|Urban||% Total population||35.583|
|Rural||% Total population||64.417|
|Urban population growth||% Annual||0.340|
|Population density||People / km2||311.5|
|GDP (Gross Domestic Product)||Million US$||834.074|
|GDP per capita||Per capita US$||7,890.51|
|Capital stock||Million US$||4,536|
|GFCF (Gross Fixed Capital Formation)||Million US$||144.579|
|Social Expenditure||Million US$||74|
|Gross Savings||Million US$||-68.345|
|Total reserves||Million US$||150.571|
All scale disasters without criteria.
|8-year moving average 2005-2013||Extensive [%]||Intensive [%]|
|Combined economic loss (US$)||8,420,840.50||100.00||0.00|
For a disaster to be entered into the database at least one of the following criteria must be fulfilled:
SourceEM-DAT (Feb. 2015) - The OFDA/CRED - International Disaster Database http://www.emdat.be - Université catholique de Louvain Brussels - Belgium
CRED EM-DAT (Feb. 2015) : The OFDA/CRED - International Disaster Database www.emdat.be Université catholique de Louvain Brussels - Belgium.
Probabilistic risk assessment uses mathematical models to combine any possible future hazard scenarios, information about the exposed assets and the vulnerability, to provide results of an estimate of probable loss levels in a region of interest. Unlike historical estimates, probabilistic risk assessment takes into account all disasters that can occur in the future, including very intensive losses with long return periods, and does overcomes the limitations associated with estimated derived from historical disaster loss data.
Why does it matterProbabilistic risk assessment gives an overview of estimated losses, which can provide guidance to predict and plan for future losses. This information can be used to plan and prioritize investments and strategies for managing disaster risk.
Source UNISDR (GAR) - http://www.preventionweb.net/english/hyogo/gar/2015/en/home/
View morePreventionweb - Understanding Disaster Risk - Deterministic and probabilistic risk - http://www.preventionweb.net/risk/deterministic-probabilistic-risk
The Average Annual Loss is the expected loss per annum associated to the occurrence of future perils assuming a very long observation timeframe.
Why does it matterIt considers the damage caused on the exposed elements by small, moderate and extreme events and results a useful and robust metric for risk ranking and comparisons.
AAL Flood results are provisional. These results give an overview of the risk associated with river flooding. Factors other than the depth of the water also have a considerable influence on loss, which means that there is greater uncertainty compared with other hazards.
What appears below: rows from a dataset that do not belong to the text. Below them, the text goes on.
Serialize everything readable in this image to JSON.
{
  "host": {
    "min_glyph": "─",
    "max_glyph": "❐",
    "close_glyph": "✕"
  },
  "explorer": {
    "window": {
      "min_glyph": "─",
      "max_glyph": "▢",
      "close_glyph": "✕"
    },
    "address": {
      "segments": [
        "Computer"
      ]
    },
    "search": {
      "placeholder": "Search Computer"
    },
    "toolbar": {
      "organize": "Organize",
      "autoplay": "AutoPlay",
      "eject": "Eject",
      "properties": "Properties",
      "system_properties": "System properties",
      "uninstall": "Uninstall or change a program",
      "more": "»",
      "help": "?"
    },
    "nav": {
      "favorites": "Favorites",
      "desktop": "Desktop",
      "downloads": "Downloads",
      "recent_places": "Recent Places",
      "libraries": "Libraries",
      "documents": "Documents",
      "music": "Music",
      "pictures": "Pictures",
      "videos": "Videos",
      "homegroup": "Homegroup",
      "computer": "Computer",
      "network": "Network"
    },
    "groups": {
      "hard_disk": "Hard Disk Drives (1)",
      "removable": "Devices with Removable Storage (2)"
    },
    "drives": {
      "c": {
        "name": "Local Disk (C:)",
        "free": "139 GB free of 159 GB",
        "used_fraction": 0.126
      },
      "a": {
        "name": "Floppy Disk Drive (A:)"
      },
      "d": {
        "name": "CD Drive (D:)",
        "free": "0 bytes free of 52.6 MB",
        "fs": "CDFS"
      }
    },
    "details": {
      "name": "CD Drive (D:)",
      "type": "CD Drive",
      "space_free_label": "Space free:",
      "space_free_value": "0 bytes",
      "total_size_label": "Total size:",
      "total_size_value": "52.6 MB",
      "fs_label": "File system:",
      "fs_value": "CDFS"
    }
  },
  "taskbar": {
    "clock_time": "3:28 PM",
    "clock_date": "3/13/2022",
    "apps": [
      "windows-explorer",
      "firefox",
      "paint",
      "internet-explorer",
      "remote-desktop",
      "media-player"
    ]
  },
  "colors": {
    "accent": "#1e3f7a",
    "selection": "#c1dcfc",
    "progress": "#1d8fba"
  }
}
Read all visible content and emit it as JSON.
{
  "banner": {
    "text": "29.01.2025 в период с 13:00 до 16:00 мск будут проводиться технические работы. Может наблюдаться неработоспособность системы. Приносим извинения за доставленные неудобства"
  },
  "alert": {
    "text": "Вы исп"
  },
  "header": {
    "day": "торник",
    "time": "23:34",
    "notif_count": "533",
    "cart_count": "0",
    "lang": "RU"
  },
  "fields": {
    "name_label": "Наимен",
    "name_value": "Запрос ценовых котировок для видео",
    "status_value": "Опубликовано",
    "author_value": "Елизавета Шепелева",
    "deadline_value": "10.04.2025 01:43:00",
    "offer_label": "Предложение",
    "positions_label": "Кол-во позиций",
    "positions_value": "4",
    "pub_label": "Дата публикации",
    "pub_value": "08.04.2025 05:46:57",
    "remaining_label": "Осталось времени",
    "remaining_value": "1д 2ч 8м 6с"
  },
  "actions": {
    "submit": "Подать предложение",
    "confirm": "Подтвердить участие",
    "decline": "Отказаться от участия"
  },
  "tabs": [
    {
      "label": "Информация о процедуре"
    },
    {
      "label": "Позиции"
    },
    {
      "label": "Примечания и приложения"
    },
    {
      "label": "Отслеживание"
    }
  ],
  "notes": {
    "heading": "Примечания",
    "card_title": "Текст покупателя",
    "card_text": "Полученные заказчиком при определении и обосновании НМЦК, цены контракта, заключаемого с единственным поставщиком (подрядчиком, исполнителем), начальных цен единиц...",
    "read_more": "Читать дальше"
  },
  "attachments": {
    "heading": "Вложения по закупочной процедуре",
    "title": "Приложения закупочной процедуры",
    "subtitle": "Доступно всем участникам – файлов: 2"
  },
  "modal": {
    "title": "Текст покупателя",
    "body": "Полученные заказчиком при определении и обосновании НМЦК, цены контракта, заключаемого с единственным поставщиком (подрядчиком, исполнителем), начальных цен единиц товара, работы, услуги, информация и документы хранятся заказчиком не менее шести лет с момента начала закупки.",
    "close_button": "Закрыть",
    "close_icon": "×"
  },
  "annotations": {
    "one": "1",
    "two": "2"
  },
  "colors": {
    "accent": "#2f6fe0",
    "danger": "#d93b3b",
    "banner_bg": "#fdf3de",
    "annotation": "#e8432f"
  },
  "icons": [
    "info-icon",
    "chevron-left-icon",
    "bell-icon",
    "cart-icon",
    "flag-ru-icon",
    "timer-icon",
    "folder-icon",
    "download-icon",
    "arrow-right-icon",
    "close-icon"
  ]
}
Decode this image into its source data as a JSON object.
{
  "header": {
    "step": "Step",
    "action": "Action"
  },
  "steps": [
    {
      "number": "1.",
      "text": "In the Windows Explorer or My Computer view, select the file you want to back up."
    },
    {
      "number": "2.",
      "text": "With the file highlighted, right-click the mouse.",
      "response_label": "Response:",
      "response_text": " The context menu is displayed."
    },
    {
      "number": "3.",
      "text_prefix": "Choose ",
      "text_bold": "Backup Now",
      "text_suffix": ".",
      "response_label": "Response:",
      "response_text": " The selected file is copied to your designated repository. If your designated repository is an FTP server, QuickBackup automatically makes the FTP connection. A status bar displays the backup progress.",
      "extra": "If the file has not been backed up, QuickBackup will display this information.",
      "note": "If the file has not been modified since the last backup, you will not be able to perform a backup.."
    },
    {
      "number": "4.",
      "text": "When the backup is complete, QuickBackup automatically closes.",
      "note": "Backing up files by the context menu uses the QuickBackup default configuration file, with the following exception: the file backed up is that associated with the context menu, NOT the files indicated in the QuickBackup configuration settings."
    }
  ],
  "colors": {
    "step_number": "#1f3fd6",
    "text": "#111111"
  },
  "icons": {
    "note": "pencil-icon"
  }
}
The Probable Maximum Loss is a risk metric that represents the maximum loss that could be expected, on average, within a given number of years.
Why does it matterPML is widely used to establish limits related to the size of reserves that, for example, insurance companies or a government should have available to buffer losses: the higher the return period, the higher the expected loss. PML always have associated a mean return period.
Mean return period of 100, 250, 500, 1000 and 1500 years means the 5%, 2%, 1%, 0.5% and 0.3% probability respectively of exceeding those losses in 5 years.
|Number of volcanoes||2|
|Total population living within 30km from a volcano||103,820|
|% of population living with 30km distance from a volcano||96|
The INFORM model adopts the three aspects of vulnerability reflected in the UNISDR definition. The aspects of physical exposure and physical vulnerability are integrated in the hazard & exposure dimension, the aspect of fragility of the socio-economic system becomes INFORM's vulnerability dimension while lack of resilience to cope and recover is treated under the lack of coping capacity dimension.
SourceIndex for Risk Management 2017 (INFORM 2017) - Inter-Agency Standing Committee Task Team for Preparedness and Resilience and the European Commission- http://www.inform-index.org